# [PROMPT]
Pull every line holding the word "conditions" from the data below and copy it.

# [RAW DATA]

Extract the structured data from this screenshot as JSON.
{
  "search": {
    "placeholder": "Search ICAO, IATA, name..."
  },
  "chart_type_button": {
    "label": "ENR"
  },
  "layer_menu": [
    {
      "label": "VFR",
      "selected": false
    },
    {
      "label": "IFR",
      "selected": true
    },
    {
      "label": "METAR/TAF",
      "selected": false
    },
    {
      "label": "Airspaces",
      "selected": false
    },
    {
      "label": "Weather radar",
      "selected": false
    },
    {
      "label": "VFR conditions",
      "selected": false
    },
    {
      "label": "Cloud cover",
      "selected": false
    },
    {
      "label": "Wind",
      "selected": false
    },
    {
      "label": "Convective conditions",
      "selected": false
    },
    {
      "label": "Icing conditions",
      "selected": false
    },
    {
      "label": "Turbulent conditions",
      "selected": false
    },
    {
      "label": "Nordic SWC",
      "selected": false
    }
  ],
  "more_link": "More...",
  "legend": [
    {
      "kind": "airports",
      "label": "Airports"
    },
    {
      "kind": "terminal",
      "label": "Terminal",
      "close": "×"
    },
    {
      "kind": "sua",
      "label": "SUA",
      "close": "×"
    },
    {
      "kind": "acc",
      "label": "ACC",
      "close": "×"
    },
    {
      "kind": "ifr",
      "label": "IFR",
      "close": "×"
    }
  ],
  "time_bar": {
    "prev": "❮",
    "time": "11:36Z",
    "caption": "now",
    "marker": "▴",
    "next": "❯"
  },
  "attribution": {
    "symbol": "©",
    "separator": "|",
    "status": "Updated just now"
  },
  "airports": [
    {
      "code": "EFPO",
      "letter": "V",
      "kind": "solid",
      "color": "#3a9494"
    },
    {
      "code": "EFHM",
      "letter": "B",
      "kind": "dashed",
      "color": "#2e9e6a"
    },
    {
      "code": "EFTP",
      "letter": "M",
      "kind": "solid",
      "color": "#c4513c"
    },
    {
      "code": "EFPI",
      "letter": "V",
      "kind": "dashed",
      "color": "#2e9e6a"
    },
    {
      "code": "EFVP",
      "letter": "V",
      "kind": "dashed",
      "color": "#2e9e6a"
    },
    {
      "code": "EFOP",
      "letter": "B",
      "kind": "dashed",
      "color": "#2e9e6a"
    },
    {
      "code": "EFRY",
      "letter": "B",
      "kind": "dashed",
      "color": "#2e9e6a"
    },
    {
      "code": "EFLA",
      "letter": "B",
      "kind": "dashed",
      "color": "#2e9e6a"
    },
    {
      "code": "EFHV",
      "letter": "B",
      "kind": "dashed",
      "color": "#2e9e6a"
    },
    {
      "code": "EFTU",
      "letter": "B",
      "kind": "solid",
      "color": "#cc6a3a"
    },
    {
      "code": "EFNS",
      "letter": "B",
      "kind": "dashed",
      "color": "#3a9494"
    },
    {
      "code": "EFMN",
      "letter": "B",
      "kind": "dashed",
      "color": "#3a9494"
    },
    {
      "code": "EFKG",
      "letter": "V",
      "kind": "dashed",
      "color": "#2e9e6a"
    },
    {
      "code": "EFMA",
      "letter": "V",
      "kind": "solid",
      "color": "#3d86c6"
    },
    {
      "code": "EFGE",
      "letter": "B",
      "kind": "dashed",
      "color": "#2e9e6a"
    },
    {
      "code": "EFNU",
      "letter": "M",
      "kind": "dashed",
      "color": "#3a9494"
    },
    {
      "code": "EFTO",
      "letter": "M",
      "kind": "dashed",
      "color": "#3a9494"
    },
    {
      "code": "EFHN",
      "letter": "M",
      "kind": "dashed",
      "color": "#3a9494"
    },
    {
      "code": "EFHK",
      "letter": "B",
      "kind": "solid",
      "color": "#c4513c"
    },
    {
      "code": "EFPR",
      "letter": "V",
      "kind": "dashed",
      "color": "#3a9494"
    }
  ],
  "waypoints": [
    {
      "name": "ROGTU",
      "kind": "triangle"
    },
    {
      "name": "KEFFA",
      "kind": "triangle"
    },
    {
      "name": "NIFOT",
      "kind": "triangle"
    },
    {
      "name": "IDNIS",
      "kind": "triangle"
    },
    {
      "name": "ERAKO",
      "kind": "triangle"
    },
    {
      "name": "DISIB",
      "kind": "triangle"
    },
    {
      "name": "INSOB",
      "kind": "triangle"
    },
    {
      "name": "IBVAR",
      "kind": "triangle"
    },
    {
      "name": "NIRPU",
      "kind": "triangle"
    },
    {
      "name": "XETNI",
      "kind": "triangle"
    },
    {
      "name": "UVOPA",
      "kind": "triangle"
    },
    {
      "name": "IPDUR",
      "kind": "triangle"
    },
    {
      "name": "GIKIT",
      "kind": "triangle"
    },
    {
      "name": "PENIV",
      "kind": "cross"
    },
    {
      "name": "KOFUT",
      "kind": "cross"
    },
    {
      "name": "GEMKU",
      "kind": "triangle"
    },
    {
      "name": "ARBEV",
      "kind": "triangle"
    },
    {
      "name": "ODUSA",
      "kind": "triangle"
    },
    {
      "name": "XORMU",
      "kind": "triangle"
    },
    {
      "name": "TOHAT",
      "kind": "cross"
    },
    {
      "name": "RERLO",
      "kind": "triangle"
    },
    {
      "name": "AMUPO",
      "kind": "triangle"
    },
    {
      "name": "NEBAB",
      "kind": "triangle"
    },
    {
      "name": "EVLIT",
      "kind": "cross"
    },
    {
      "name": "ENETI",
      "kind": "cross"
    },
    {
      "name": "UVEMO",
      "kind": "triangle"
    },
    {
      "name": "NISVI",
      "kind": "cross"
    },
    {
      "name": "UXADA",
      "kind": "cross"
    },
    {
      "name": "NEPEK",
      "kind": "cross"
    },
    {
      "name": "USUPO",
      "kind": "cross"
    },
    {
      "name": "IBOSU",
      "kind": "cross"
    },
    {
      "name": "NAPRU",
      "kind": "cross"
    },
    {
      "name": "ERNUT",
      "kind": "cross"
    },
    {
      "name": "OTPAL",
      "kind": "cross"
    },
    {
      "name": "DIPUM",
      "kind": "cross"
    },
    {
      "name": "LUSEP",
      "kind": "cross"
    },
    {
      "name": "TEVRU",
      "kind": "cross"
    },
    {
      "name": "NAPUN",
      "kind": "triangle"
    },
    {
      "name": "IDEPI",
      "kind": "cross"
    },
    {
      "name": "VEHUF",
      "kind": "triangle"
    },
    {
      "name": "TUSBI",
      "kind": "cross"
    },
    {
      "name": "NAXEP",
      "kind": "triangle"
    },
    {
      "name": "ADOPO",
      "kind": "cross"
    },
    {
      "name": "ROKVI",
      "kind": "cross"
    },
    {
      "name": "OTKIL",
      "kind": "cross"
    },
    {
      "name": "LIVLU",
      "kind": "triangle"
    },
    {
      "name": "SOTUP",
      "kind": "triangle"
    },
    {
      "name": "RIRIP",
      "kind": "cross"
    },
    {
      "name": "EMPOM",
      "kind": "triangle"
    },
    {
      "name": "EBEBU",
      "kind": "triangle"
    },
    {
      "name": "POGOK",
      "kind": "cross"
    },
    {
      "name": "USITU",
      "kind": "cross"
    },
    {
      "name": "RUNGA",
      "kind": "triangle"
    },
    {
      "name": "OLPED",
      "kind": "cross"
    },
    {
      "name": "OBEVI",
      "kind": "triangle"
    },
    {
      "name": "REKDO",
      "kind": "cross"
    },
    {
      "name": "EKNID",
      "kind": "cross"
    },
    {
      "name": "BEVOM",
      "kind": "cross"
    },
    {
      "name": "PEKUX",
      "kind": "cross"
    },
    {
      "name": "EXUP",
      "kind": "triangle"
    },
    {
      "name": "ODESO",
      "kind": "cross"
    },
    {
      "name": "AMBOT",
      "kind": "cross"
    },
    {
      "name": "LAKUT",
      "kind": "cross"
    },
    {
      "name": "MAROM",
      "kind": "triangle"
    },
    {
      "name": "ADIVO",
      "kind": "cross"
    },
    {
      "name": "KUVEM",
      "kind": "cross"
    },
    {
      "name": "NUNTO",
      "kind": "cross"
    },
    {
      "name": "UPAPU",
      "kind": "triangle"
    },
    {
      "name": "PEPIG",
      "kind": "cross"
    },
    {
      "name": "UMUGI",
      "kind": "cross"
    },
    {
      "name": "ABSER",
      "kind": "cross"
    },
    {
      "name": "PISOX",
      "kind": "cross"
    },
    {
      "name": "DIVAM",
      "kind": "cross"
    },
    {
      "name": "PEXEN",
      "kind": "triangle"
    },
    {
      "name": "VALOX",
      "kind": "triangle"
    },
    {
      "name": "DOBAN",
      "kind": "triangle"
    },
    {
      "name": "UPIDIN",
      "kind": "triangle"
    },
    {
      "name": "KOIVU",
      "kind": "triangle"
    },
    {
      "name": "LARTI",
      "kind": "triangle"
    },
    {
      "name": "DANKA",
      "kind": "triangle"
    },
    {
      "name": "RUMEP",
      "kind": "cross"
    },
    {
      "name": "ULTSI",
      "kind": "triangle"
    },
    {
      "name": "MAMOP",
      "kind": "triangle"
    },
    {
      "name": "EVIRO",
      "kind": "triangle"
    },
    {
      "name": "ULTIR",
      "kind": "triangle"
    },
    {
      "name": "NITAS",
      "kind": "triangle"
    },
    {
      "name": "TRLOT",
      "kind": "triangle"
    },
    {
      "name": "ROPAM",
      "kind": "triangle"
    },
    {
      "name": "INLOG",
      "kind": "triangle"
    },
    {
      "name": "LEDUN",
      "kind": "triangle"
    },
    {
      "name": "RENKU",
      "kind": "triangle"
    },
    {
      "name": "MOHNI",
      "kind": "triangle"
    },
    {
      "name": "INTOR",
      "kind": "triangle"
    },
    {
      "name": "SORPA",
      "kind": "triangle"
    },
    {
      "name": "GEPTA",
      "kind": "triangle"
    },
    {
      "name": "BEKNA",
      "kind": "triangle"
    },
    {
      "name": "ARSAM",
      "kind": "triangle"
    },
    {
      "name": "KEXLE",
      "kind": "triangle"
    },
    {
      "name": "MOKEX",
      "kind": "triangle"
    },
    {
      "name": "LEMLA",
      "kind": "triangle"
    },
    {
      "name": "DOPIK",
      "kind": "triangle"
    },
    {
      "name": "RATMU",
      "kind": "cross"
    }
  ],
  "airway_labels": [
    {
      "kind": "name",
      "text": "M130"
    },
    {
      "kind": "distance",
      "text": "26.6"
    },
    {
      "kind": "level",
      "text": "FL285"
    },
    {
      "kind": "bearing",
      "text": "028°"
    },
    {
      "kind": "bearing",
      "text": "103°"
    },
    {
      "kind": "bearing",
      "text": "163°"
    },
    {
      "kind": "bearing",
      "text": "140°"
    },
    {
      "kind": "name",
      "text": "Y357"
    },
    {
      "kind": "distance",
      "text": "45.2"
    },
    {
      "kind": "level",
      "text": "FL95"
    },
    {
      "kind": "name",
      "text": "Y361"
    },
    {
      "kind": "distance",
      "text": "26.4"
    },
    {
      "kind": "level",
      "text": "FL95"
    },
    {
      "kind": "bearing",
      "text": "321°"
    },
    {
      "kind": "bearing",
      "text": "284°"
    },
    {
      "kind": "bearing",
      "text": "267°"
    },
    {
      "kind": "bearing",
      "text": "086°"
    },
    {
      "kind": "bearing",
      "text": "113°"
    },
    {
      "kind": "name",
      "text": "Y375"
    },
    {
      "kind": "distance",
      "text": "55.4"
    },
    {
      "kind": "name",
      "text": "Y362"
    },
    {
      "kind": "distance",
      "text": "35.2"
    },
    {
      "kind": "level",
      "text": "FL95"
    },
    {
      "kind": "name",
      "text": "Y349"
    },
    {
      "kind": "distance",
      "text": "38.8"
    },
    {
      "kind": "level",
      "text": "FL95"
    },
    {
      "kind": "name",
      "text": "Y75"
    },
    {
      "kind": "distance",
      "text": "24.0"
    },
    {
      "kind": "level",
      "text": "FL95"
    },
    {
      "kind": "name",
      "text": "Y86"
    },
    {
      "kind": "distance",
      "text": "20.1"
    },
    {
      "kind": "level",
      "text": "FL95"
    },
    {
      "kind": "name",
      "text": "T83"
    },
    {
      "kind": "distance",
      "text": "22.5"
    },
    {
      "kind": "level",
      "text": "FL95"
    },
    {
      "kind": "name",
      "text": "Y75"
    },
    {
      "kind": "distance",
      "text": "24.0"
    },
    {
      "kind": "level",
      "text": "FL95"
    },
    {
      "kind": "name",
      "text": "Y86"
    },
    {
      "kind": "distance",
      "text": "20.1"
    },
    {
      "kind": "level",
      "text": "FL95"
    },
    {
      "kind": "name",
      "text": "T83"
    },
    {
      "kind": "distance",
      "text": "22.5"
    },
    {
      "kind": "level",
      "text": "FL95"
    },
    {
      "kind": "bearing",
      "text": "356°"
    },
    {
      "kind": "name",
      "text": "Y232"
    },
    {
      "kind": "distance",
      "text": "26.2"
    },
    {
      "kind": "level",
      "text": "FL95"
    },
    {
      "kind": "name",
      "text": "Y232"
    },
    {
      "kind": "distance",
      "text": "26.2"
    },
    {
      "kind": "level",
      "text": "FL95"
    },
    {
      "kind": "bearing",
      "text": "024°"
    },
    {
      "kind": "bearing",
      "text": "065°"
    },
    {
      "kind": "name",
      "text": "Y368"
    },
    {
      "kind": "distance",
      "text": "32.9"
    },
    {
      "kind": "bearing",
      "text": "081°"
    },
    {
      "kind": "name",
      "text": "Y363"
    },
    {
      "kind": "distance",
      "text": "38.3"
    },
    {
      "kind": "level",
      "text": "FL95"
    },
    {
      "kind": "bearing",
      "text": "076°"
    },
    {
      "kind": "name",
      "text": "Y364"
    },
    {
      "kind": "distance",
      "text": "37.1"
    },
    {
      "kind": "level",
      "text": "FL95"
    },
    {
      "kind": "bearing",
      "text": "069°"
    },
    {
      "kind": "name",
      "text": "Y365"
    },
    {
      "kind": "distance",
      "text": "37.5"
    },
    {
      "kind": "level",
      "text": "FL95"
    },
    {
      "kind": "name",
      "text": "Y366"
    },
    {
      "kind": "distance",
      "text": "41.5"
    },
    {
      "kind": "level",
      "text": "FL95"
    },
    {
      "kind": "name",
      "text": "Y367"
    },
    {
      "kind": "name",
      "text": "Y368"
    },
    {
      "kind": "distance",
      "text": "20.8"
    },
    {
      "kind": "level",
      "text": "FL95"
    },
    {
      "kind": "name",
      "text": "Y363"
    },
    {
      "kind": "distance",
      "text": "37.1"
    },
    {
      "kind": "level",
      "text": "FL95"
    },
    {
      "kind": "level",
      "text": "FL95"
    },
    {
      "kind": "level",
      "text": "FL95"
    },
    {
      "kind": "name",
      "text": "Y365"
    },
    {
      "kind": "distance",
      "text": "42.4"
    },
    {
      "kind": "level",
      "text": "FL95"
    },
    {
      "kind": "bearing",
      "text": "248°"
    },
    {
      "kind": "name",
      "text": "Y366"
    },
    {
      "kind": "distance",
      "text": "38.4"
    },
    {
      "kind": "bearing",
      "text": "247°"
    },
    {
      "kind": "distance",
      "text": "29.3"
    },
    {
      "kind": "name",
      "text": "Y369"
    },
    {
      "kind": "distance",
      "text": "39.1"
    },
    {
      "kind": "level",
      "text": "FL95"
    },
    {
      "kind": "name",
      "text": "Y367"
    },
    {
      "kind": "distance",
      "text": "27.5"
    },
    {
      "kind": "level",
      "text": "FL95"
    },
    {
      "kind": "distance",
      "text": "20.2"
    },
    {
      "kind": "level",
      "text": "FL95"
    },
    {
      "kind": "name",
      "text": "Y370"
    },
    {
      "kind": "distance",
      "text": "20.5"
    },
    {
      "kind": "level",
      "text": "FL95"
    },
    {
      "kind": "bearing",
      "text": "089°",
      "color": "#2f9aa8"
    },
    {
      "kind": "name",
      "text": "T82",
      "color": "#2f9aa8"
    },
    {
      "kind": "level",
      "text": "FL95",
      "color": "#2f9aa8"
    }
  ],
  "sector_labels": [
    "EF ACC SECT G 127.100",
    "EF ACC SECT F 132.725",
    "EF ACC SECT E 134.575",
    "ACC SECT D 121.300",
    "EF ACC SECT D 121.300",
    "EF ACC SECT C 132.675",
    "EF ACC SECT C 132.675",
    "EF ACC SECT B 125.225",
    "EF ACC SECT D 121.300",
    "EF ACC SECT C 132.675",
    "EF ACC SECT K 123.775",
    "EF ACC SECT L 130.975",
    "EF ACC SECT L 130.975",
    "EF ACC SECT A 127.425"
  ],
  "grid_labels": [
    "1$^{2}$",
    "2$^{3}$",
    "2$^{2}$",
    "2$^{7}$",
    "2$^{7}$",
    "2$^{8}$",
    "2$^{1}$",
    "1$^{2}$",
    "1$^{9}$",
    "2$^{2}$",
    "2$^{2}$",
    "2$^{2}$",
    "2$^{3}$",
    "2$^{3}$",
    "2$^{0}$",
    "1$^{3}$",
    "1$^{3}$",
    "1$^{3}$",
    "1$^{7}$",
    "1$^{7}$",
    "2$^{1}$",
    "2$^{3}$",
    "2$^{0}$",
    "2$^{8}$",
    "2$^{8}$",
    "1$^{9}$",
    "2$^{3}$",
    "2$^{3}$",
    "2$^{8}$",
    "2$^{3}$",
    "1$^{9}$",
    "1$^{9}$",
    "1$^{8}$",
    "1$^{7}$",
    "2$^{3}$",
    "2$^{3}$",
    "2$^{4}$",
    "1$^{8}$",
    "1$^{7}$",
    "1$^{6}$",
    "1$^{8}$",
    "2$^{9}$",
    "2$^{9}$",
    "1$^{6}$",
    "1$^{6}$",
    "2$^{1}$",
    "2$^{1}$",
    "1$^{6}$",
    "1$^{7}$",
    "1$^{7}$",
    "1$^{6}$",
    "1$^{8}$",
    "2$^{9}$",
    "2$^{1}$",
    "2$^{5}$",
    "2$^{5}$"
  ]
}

# [TASK ANSWER]
      "label": "VFR conditions",
      "label": "Convective conditions",
      "label": "Icing conditions",
      "label": "Turbulent conditions",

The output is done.